If you google “progressive disclosure,” you’ll get hits that describe the phrase as an interaction design technique. UI folks have long recognized that it’s better to show a simple set of options, and allow users to drill into greater detail only when they need it. (Thanks to James Russell–a brilliant UI designer–for teaching me PD years ago.)
But calling progressive disclosure a “technique” is, I think, a serious understatement. Progressive disclosure aligns with a profound cognitive principle, and its use is (and should be) pervasive, if you have eyes to see.
Here’s my best attempt to distill the operative rule behind progressive disclosure:
In other words, begin by addressing fundamentals without cluttering detail. When more detail is needed, find the next appropriate state, and move there. Repeat as appropriate.

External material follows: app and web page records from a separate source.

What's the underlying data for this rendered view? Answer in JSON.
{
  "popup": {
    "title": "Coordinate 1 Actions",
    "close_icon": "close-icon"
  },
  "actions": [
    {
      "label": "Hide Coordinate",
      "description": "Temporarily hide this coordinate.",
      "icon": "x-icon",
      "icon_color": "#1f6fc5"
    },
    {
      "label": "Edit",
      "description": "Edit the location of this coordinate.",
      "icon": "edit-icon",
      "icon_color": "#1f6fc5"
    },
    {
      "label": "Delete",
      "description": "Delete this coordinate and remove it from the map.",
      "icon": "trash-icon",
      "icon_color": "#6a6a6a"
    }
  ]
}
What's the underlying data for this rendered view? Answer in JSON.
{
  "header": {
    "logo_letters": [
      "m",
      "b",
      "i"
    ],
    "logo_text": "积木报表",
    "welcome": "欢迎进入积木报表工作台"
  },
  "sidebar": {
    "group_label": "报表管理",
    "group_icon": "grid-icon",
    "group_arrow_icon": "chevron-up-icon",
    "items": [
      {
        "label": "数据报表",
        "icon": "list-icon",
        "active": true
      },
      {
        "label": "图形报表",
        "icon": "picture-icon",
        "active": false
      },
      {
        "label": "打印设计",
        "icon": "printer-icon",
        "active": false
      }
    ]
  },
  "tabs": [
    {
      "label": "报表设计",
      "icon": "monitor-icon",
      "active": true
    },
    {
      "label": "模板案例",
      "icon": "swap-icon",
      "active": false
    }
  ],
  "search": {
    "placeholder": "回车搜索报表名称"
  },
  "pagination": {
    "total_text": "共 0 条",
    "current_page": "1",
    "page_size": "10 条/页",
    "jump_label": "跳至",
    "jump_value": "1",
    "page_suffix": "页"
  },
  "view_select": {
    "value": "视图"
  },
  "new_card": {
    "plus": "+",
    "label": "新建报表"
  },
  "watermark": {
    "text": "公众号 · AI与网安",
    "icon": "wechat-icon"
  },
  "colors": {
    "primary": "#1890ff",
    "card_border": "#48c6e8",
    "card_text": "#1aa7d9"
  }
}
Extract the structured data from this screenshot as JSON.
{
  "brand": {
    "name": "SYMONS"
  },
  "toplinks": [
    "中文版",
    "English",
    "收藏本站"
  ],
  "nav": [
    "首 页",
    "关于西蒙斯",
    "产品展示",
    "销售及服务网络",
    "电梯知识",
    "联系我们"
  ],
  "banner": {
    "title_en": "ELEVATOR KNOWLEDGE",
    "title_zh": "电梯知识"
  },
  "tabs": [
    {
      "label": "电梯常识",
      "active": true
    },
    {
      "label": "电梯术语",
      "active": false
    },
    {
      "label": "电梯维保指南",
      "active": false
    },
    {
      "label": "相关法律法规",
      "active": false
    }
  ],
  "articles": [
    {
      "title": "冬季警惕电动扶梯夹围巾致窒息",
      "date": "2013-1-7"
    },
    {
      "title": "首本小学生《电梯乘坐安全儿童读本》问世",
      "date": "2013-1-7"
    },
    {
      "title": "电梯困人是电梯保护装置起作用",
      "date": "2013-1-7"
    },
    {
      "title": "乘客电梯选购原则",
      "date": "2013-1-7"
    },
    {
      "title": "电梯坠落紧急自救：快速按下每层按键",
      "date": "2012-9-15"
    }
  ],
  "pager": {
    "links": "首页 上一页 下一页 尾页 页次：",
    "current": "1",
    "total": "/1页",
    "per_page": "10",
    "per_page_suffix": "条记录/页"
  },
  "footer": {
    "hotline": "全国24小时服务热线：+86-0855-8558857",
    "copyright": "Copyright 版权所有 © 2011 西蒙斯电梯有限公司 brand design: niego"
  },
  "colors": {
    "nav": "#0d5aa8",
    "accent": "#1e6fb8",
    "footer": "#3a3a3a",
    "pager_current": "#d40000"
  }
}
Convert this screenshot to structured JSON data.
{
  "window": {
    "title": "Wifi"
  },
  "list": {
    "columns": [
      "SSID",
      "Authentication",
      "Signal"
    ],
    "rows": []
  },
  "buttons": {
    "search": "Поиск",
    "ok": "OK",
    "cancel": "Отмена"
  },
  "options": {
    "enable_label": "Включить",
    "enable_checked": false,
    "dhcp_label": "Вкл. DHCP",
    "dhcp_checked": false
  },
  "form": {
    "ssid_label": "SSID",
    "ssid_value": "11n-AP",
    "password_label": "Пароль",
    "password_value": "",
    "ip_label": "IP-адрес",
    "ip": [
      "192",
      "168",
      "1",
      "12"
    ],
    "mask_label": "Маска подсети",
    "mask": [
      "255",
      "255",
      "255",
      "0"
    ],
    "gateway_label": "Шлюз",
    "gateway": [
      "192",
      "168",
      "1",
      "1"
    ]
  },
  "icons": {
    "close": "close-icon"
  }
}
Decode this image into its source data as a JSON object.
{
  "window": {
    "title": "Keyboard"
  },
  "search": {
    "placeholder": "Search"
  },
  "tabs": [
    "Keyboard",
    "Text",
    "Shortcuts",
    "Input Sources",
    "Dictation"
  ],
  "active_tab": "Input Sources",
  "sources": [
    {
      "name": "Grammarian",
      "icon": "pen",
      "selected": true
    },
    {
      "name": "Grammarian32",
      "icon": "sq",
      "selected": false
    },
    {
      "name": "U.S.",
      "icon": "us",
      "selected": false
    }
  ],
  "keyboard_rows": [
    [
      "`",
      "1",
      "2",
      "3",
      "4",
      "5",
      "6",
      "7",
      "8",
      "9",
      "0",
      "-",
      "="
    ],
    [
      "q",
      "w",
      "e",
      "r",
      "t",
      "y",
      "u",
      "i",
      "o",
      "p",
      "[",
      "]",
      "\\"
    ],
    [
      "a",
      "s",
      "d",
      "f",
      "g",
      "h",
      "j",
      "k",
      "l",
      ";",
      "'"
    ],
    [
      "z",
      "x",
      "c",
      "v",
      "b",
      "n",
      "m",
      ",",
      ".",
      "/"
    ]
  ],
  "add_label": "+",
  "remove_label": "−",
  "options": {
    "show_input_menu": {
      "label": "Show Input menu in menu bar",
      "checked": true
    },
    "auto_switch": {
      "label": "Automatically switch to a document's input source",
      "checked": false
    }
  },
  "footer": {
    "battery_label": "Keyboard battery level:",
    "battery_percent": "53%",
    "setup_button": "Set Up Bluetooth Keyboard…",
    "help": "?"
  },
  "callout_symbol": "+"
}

Stated that way, perhaps you’ll see the pattern of progressive disclosure in lots of unexpected places. I’ve listed a few that occur to me…
The scientific method is an iterative process in which hypotheses gradually align to increasingly detailed observation. We learn by progressive disclosure.
Good conversationalists don’t gush forever on a topic. They throw out an observation or a tidbit, and wait to see if others are interested. If yes, they offer more info.
The development of a complex organism from a one-celled zygote, through differentiation and all subsequent phases, into adulthood, could be considered a progressive disclosure of the patterns embedded in its DNA. The recursive incorporation of the golden mean in many morphologies is another tie to biology.
In journalism, the inverted pyramid approach to storytelling is a form of progressive disclosure. So are headlines.
Depending on how you’re reading this post, you might see a “Read more…” link that I’ve inserted right after this paragraph. Making below-the-fold reading optional is progressive disclosure at work. TLDR…